Excerpts from an interface dataset:

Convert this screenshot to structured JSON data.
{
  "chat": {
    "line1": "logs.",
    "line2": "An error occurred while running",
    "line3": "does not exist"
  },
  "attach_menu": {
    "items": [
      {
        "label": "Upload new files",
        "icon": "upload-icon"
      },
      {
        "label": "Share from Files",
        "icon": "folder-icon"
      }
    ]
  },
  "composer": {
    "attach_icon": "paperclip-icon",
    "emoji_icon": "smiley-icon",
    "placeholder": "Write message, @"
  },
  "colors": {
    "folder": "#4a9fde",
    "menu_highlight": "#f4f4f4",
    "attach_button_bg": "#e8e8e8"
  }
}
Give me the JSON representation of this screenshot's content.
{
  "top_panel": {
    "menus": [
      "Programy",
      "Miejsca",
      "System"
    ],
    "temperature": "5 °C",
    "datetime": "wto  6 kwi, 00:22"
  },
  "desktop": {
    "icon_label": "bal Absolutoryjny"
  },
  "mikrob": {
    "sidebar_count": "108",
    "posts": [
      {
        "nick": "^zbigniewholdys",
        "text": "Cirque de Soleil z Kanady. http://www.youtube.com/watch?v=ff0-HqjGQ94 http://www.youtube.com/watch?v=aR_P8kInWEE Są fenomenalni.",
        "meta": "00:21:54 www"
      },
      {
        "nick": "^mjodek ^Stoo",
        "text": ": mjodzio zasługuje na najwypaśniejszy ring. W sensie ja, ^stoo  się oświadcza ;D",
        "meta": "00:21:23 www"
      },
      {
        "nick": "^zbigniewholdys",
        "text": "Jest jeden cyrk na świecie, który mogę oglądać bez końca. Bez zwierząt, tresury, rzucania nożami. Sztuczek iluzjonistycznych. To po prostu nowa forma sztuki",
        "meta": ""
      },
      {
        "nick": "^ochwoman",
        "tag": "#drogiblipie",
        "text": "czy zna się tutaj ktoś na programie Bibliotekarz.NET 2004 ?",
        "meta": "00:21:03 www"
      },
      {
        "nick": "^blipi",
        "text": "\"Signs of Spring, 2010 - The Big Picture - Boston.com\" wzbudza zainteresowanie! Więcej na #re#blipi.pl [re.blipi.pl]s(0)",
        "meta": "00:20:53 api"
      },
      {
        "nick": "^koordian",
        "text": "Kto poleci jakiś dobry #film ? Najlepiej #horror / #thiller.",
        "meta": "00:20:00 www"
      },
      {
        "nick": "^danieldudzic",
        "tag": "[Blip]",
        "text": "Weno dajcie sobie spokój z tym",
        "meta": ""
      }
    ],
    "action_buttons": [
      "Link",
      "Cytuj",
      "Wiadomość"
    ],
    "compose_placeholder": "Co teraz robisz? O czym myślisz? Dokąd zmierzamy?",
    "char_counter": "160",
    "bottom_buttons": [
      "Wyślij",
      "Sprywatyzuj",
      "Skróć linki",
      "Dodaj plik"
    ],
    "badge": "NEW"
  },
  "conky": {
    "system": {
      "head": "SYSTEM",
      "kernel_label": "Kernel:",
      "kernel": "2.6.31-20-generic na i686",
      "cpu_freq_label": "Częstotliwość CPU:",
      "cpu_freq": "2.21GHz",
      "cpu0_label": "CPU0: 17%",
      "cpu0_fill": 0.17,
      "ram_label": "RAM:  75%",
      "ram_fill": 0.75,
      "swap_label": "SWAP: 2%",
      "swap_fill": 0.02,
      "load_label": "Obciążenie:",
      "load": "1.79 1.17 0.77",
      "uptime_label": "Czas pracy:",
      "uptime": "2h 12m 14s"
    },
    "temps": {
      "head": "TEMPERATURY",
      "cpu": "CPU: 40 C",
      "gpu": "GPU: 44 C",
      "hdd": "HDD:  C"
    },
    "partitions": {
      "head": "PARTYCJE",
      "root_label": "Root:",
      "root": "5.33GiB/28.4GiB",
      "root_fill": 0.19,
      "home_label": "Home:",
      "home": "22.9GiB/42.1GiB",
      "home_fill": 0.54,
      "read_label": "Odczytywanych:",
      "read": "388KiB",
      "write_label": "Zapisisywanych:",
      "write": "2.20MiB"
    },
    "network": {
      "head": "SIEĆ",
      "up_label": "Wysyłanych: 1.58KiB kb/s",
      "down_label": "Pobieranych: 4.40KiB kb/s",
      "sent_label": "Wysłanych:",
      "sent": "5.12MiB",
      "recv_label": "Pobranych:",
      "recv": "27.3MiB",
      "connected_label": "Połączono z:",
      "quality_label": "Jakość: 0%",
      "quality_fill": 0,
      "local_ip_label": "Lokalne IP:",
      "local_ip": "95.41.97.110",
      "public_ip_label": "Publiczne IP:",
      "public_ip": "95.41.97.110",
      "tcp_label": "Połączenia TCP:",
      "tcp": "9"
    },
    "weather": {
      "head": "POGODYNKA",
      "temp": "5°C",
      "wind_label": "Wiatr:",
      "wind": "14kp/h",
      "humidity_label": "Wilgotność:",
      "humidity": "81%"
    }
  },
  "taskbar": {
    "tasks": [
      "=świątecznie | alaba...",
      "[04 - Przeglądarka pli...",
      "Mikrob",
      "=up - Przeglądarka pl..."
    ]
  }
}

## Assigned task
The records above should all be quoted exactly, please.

## Expected answer
Convert this screenshot to structured JSON data.
{
  "chat": {
    "line1": "logs.",
    "line2": "An error occurred while running",
    "line3": "does not exist"
  },
  "attach_menu": {
    "items": [
      {
        "label": "Upload new files",
        "icon": "upload-icon"
      },
      {
        "label": "Share from Files",
        "icon": "folder-icon"
      }
    ]
  },
  "composer": {
    "attach_icon": "paperclip-icon",
    "emoji_icon": "smiley-icon",
    "placeholder": "Write message, @"
  },
  "colors": {
    "folder": "#4a9fde",
    "menu_highlight": "#f4f4f4",
    "attach_button_bg": "#e8e8e8"
  }
}
Give me the JSON representation of this screenshot's content.
{
  "top_panel": {
    "menus": [
      "Programy",
      "Miejsca",
      "System"
    ],
    "temperature": "5 °C",
    "datetime": "wto  6 kwi, 00:22"
  },
  "desktop": {
    "icon_label": "bal Absolutoryjny"
  },
  "mikrob": {
    "sidebar_count": "108",
    "posts": [
      {
        "nick": "^zbigniewholdys",
        "text": "Cirque de Soleil z Kanady. http://www.youtube.com/watch?v=ff0-HqjGQ94 http://www.youtube.com/watch?v=aR_P8kInWEE Są fenomenalni.",
        "meta": "00:21:54 www"
      },
      {
        "nick": "^mjodek ^Stoo",
        "text": ": mjodzio zasługuje na najwypaśniejszy ring. W sensie ja, ^stoo  się oświadcza ;D",
        "meta": "00:21:23 www"
      },
      {
        "nick": "^zbigniewholdys",
        "text": "Jest jeden cyrk na świecie, który mogę oglądać bez końca. Bez zwierząt, tresury, rzucania nożami. Sztuczek iluzjonistycznych. To po prostu nowa forma sztuki",
        "meta": ""
      },
      {
        "nick": "^ochwoman",
        "tag": "#drogiblipie",
        "text": "czy zna się tutaj ktoś na programie Bibliotekarz.NET 2004 ?",
        "meta": "00:21:03 www"
      },
      {
        "nick": "^blipi",
        "text": "\"Signs of Spring, 2010 - The Big Picture - Boston.com\" wzbudza zainteresowanie! Więcej na #re#blipi.pl [re.blipi.pl]s(0)",
        "meta": "00:20:53 api"
      },
      {
        "nick": "^koordian",
        "text": "Kto poleci jakiś dobry #film ? Najlepiej #horror / #thiller.",
        "meta": "00:20:00 www"
      },
      {
        "nick": "^danieldudzic",
        "tag": "[Blip]",
        "text": "Weno dajcie sobie spokój z tym",
        "meta": ""
      }
    ],
    "action_buttons": [
      "Link",
      "Cytuj",
      "Wiadomość"
    ],
    "compose_placeholder": "Co teraz robisz? O czym myślisz? Dokąd zmierzamy?",
    "char_counter": "160",
    "bottom_buttons": [
      "Wyślij",
      "Sprywatyzuj",
      "Skróć linki",
      "Dodaj plik"
    ],
    "badge": "NEW"
  },
  "conky": {
    "system": {
      "head": "SYSTEM",
      "kernel_label": "Kernel:",
      "kernel": "2.6.31-20-generic na i686",
      "cpu_freq_label": "Częstotliwość CPU:",
      "cpu_freq": "2.21GHz",
      "cpu0_label": "CPU0: 17%",
      "cpu0_fill": 0.17,
      "ram_label": "RAM:  75%",
      "ram_fill": 0.75,
      "swap_label": "SWAP: 2%",
      "swap_fill": 0.02,
      "load_label": "Obciążenie:",
      "load": "1.79 1.17 0.77",
      "uptime_label": "Czas pracy:",
      "uptime": "2h 12m 14s"
    },
    "temps": {
      "head": "TEMPERATURY",
      "cpu": "CPU: 40 C",
      "gpu": "GPU: 44 C",
      "hdd": "HDD:  C"
    },
    "partitions": {
      "head": "PARTYCJE",
      "root_label": "Root:",
      "root": "5.33GiB/28.4GiB",
      "root_fill": 0.19,
      "home_label": "Home:",
      "home": "22.9GiB/42.1GiB",
      "home_fill": 0.54,
      "read_label": "Odczytywanych:",
      "read": "388KiB",
      "write_label": "Zapisisywanych:",
      "write": "2.20MiB"
    },
    "network": {
      "head": "SIEĆ",
      "up_label": "Wysyłanych: 1.58KiB kb/s",
      "down_label": "Pobieranych: 4.40KiB kb/s",
      "sent_label": "Wysłanych:",
      "sent": "5.12MiB",
      "recv_label": "Pobranych:",
      "recv": "27.3MiB",
      "connected_label": "Połączono z:",
      "quality_label": "Jakość: 0%",
      "quality_fill": 0,
      "local_ip_label": "Lokalne IP:",
      "local_ip": "95.41.97.110",
      "public_ip_label": "Publiczne IP:",
      "public_ip": "95.41.97.110",
      "tcp_label": "Połączenia TCP:",
      "tcp": "9"
    },
    "weather": {
      "head": "POGODYNKA",
      "temp": "5°C",
      "wind_label": "Wiatr:",
      "wind": "14kp/h",
      "humidity_label": "Wilgotność:",
      "humidity": "81%"
    }
  },
  "taskbar": {
    "tasks": [
      "=świątecznie | alaba...",
      "[04 - Przeglądarka pli...",
      "Mikrob",
      "=up - Przeglądarka pl..."
    ]
  }
}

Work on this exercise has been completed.